Typically, as I mentioned in the post about shutter speed, you want to leave your shutter doubling the frame rate so you are really only able to rely on two things.  Aperture and ISO.

Aperture controls how much light is let into the lens of the camera.  The lower the aperture the more light the lens will let in.  The more light the lens will let in then the shallower the depth of field will be.  Depth of field is basically how far your lens can see.  If the aperture is low, say 1.8 then you will be able to shoot in lower light but it will be a very tight focus point.  If you are focusing on the subject at 1.8 then the background would be completely blurred.  If you raise the aperture to 5.6 then you will notice that you are losing a lot of light but now if you focus on the subject you will be able to see most of the background behind them as well.

This is something you may want to look at when buying a lens as well.  Canon’s L series lenses are what you call fixed aperture and it means just what it says.  If you have a zoom lens then weather you’re zoomed all the way out or zoomed as tight as you can the aperture will not change.  This is important while shooting video because if you are shooting with a kit lens then it will not be a fixed aperture.  it will probably be a 3.5-5.6 so if you’re zoomed out you will adjust according to a 3.5 aperture which will be able to shoot in a little less light but when you zoom in and your aperture changes to 5.6 you will notice a big difference.
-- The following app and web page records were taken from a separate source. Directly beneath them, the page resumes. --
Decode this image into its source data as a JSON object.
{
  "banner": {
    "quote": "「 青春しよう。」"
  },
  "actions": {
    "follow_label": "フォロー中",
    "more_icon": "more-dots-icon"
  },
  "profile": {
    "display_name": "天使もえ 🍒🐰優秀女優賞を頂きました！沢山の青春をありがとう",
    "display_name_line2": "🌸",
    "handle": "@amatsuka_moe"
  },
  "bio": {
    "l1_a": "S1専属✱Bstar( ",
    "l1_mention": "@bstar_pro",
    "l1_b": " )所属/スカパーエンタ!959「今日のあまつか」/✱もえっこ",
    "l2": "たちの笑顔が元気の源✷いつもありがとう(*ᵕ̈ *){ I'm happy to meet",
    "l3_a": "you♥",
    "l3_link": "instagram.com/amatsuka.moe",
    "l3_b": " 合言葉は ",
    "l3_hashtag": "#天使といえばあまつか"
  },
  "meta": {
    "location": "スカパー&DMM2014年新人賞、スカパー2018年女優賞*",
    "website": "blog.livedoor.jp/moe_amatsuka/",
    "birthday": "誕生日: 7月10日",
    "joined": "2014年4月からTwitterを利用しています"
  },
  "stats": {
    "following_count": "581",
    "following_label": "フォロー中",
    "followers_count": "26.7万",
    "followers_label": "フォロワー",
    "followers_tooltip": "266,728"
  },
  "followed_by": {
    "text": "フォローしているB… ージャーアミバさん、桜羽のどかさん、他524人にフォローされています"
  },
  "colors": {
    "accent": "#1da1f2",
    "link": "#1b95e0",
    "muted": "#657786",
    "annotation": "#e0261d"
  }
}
Shooting with a low aperture and a shallow depth of field will give you that “music video” look.  It also makes things pop if done right because the subject just stands out in the shot.